In the second part of the series Andy Bleaden our Ecosystems Director talks a little more now about what actually then takes place in our Ecosystems. You can find the previous part of this article HERE
“Ecosystems are all different in some elements but are all bound together by that similar approach of leading with the need; breaking down silos; transforming health and social care and delivering economic growth.”
Typically an ecosystem will be around a set theme for instance Dementia and in the run up to the meeting the Ecosystem’s working group will have collected together speakers and an agenda that both shows the need in the local area. Speakers will be invited and the event will be published locally and also via ECHAlliance website.
“It is vital to recognise that these are free to attend events which leads to a lot of our members visiting different ecosystems across our network”
Typically the Ecosystem will be opened by the host of the venue or Ecosystem Coordinator with an introduction to the theme of the day which has been shared in advance using an online registration page.
The first session will then lead with the need around the chosen theme (for instance Living well with Dementia or Data sharing ) bringing in health and social care perspectives from professionals and most importantly citizens and patients or carers highlighting the need in the region around this theme. These help to set the challenge around the theme for different stakeholders
Andy says “ leading with the need helps to then set the challenge but most importantly sets up the ASK for the stakeholders involved on the day. They can then collaborate on this theme with a clear picture of what the need is”
Typically then best practice and good examples of succesful approaches from across the region can then be showcased and shared as well as examples from across the wider network of ECHAlliance international ecosystems, businesses or funded collaboration projects. This is where the benefit of being in an International Network is demonstrates as the region can then learn from others with similar challenges but successful innovation in other countries.
Very often in Ecosystems the gathering can form into smaller groups to take part in a collaboration workshop targeting the need highlighted earlier and looking to offer up opportunities to collaborate within the room; break down some silos and hear the voices of others who have not presented.
“It is here silos get broken down, connections take place and collaboration can begin.”
Very often a keynote speaker or leader in this area can at this point challenge and provoke on this area before the gathering potentially engages in a series of innovation pitches allowing regional and international innovators to pitch their innovation to the gathering again helping to increase connectivity and awareness as well as encourage adoption.
These sessions can help show to the challenge their solution is targeting, what their solution or service does but also what they need as innovators such as partnering, testing, funding or advice.
“We love to run these showcasing sessions and we want to hear from start ups and innovators – What need are you addressing, how does it work, and what do you need from us here today?”
This offers the other participants an opportunity to find out more about what is on the market in this field and also then to give the SME’s an opportunity to pitch their solutions to potential procurers or partners.
Typically many ecosystems will also hold a networking event with displays and demonstrations but most importantly opportunities for people to network, make connections and engage with other stakeholders.

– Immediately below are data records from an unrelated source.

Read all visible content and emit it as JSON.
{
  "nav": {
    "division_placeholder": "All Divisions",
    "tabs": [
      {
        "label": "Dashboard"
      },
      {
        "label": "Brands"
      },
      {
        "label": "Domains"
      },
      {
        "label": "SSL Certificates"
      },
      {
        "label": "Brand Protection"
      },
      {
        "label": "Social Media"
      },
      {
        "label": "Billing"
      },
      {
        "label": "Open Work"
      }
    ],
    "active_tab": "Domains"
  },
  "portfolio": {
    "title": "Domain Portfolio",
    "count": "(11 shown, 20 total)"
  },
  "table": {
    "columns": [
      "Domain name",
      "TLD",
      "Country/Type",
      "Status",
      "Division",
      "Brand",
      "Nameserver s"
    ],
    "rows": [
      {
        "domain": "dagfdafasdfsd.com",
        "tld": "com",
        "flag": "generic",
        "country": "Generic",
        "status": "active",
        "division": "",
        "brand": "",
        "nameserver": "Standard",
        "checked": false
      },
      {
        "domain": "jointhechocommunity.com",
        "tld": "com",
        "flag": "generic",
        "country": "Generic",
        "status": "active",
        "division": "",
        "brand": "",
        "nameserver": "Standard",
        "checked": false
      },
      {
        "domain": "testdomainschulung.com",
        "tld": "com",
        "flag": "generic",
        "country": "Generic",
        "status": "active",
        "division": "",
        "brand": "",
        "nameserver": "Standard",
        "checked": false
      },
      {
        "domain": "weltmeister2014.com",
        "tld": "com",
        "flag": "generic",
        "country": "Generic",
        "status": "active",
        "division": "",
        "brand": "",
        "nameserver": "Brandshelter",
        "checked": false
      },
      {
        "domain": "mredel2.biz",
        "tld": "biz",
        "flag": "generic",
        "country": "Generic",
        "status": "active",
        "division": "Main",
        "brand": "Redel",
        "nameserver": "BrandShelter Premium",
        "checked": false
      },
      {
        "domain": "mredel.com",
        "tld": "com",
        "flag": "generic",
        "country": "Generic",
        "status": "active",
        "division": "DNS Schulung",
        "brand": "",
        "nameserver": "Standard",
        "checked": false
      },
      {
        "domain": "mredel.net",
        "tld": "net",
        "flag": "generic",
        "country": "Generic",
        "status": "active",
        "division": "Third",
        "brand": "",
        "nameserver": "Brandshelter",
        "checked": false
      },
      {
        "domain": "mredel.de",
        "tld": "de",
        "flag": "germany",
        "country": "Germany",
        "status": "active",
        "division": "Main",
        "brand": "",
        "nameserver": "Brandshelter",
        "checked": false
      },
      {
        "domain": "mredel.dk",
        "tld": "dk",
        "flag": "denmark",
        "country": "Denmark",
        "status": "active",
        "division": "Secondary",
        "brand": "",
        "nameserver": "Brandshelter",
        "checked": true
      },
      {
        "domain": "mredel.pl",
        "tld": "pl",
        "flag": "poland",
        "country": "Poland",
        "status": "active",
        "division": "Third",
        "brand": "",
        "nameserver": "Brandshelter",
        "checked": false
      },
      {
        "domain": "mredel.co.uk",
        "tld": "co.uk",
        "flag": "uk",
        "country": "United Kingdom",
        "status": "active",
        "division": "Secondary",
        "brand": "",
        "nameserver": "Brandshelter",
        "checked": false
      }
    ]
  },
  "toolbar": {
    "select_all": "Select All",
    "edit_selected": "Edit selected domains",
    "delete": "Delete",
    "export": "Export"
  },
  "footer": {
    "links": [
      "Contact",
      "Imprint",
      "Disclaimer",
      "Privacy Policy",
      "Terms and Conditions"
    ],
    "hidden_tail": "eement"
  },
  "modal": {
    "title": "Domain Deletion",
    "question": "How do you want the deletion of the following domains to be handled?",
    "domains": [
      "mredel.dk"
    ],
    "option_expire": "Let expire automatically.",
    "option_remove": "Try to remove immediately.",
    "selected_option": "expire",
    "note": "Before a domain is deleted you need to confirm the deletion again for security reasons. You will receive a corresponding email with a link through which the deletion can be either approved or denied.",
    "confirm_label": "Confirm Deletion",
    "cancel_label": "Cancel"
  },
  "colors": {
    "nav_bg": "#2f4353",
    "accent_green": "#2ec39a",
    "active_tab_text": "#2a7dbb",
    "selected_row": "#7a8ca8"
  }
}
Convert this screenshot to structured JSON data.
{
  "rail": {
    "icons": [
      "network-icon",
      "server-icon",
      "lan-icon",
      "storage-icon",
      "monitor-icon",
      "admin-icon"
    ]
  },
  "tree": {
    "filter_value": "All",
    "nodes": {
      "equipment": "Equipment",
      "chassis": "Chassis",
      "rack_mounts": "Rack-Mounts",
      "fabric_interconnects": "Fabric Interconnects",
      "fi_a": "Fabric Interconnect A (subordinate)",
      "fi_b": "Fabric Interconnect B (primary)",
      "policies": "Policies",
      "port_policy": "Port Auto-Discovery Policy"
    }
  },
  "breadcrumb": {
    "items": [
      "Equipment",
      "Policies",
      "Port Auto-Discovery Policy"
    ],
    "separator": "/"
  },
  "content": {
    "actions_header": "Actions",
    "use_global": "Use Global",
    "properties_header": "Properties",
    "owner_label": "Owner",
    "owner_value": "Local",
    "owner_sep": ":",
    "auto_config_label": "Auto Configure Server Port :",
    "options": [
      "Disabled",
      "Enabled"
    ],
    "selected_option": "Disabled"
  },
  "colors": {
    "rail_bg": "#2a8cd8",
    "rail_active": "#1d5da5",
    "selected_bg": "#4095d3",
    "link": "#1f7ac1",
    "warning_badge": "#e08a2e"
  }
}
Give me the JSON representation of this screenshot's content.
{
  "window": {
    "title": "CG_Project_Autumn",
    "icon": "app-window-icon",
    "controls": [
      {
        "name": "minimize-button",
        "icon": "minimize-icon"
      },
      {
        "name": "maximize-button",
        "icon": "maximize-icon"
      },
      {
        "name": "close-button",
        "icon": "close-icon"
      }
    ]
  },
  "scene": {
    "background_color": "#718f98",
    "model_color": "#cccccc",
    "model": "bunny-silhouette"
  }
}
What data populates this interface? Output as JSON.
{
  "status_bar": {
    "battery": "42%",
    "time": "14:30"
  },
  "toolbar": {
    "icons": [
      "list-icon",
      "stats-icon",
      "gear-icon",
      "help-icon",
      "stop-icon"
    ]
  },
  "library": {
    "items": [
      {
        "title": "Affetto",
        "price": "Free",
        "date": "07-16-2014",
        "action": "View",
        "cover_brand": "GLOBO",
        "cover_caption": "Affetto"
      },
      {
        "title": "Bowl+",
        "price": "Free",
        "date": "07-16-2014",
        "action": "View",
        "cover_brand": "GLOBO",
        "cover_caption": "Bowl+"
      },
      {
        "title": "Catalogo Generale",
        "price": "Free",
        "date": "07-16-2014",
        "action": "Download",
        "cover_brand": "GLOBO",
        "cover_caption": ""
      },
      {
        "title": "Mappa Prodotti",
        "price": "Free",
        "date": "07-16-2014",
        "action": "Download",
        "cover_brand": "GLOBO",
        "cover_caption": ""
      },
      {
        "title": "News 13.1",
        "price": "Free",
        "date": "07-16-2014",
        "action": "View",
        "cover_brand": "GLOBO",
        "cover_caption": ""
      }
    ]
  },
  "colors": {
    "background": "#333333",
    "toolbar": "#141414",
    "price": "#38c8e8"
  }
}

“Ecosystems start with the need, identify best practice, foster collaboration by breaking down silos and lead to economic growth”
If you want to find out more about ecosystems and how to take part follow this link and learn more.